◆ Work required ◆
Tally every line in the following material that has the word "JSON" in it, and answer with that figure alone.

::::::

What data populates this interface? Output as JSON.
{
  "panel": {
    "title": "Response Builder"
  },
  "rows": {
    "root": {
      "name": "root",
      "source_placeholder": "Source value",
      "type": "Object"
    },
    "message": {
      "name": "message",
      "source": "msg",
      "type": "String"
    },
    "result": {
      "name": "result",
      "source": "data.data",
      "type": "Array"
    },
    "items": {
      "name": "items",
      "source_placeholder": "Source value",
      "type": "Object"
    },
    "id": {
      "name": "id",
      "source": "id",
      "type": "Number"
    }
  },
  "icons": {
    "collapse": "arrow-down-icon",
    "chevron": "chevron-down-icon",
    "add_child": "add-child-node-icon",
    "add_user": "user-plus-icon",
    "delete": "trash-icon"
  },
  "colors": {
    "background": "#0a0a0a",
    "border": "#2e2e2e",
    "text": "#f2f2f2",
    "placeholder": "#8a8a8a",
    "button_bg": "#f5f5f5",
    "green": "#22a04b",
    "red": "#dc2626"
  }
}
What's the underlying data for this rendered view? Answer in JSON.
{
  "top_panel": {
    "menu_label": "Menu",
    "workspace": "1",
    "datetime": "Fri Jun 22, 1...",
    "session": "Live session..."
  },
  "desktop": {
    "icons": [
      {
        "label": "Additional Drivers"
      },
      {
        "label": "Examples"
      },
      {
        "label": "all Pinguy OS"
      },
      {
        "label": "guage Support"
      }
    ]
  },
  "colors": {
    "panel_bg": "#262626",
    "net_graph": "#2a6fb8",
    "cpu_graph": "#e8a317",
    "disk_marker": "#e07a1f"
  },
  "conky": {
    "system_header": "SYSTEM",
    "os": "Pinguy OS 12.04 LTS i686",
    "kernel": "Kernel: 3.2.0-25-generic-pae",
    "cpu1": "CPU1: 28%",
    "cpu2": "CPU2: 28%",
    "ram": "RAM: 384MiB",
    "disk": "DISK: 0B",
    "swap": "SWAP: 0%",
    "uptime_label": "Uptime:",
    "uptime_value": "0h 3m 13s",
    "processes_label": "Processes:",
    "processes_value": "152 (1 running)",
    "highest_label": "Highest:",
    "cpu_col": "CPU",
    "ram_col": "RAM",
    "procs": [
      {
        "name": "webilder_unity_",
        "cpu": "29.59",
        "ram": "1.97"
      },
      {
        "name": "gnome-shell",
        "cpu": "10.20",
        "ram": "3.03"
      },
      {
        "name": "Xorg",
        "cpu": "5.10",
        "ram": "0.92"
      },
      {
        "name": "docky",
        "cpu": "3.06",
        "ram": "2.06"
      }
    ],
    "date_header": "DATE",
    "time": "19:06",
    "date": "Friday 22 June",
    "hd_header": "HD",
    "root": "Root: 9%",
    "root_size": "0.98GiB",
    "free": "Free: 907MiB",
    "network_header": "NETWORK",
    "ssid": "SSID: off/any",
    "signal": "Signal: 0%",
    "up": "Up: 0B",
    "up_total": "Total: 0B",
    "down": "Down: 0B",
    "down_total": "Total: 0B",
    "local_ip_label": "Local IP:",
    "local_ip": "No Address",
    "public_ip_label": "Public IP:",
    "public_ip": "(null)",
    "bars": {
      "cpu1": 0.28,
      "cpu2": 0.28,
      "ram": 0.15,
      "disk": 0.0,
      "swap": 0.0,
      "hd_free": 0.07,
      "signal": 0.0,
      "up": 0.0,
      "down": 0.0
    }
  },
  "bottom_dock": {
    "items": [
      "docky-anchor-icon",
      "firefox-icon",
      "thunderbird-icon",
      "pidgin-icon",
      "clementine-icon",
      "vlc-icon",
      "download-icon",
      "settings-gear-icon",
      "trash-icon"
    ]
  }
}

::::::

◆ Task output ◆
2